Thank heaven for North Carolina. They had the guts to step up and ban clown outfits for Halloween. Our children will be saved from being subjected to oversized shoes, baggy clothes, curly red hair, large red noses and that annoying horn.
Finally, we can go back to the good old days of bloody zombies, vampires, Freddy Krueger and Michael Myers and best of all, past presidents. Now, where did I put my Richard Nixon mask?
--Jeff Lewis, Mesa
Very few times do I agree with Arizona Republic columnist E.J. Montini, but in his Sept. 18 editorial, he was spot on. Central Michigan should do the classy thing and voluntarily forfeit their win against Oklahoma State because the refs wrongly allowed them an extra play which allowed their “Hail Mary” win.
But E.J., why stop there…
It is not too late for Nebraska to forfeit their win against Missouri because they were allowed a fifth down? Also, in the 1972 Olympic basketball game, we all know the last three seconds would be played over and over until the USSR won. Russia, do the right thing, forfeit. What about Charles White’s phantom touchdown against Michigan in the 1979 Rose Bowl? Replays show he was down outside the 1 yard line. Come on USC, give up your national championship trophy for that year – be a sport.
But the best act of good sportsmanship would have been in the 1985 World Series. A third out should have been called in a play that replays show was not even close. Game 6 over, St Louis wins the series. But that blown call gave Kansas City the win and blew the Cardinals out in game 7. Kansas City, it’s not too late, be a good sport and give that trophy to the Cardinals.
And thank you, E.J.
I encourage everyone to read the whole story of Francis Scott Key and how our National Anthem came to be. We all know how African Americans were abused in this country, and I have no idea how human beings could treat one another that way. We also know, regardless of race or career, there are bad apples and that everyone has the right to peaceful protest.
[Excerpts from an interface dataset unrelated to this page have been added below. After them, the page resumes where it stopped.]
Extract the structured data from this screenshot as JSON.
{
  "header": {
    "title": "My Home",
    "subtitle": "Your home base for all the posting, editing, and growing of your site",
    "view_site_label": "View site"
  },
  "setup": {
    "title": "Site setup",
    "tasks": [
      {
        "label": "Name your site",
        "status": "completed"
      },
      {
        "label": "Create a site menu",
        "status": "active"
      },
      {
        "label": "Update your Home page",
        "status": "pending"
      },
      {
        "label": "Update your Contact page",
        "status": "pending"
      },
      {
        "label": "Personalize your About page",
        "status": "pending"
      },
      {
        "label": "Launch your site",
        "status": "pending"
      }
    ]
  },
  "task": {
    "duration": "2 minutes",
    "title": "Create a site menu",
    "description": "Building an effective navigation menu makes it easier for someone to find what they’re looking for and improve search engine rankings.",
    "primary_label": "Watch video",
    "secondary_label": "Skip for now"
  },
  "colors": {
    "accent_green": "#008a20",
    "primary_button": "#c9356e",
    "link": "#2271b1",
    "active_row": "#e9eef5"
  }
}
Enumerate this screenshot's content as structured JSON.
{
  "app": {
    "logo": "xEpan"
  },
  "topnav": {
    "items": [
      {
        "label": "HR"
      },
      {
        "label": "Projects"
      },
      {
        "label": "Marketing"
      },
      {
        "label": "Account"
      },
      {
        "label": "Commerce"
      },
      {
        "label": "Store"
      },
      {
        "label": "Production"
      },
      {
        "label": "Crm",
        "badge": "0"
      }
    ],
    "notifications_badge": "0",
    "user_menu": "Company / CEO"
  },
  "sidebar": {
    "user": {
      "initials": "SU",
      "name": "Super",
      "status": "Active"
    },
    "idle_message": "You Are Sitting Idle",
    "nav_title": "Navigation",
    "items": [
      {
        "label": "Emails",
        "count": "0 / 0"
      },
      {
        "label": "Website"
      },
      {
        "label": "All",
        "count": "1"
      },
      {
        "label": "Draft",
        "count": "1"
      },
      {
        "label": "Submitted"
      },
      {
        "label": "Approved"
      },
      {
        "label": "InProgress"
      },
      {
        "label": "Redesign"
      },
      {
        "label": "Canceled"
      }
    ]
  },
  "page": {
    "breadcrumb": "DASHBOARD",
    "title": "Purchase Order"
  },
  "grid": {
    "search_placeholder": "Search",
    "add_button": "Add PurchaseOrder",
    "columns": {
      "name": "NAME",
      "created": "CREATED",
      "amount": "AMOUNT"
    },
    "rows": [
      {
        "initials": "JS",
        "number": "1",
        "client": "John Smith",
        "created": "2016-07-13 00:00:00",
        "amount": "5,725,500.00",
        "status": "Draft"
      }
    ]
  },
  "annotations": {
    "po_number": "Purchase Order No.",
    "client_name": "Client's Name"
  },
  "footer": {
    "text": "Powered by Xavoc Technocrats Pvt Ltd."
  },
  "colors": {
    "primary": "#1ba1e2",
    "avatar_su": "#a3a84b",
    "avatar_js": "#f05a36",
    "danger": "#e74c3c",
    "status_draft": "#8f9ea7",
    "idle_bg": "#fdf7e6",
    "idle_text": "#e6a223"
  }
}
My father served on the USS Oklahoma as Pearl Harbor was being bombed. He was one of the lucky ones who swam to safety. Survivors were left behind waiting up to 48 hours for someone to torch through the hull. All this to preserve our freedom. If we had lost WWII, what would have happened if someone did not stand for Hitler’s anthem.
Go ahead, protest all you want. But choosing to degrade the people who gave you that freedom is the wrong way!
Not the way to create change
My high school history teacher had a cat-o-nine-tails on his wall and beneath it a plaque which read, "The floggings will continue until morale improves." I am reminded of this as I think of the racial tension in the United States.
Non-whites feel that they are treated worse than whites during routine police matters, even harmed or killed for no reason and insist on immediate punishment before any facts are out and the legal process begins.
Many feel they need to vandalize businesses, disrupt political rallies, taunt and shout vulgarities at police while holding their iPhone hoping they can push one or two past their breaking point and lately, ambushing and murdering the very police who are protecting what is supposed to be a peaceful assembly.
Why? I suppose some believe that by behaving this way they will earn the love and respect they deserve. In other words, "The floggings will continue..."
Jeff Lewis, Mesa AZ
I am a quadruple amputee with a sense of humor and a passion for life. I like to tell stories.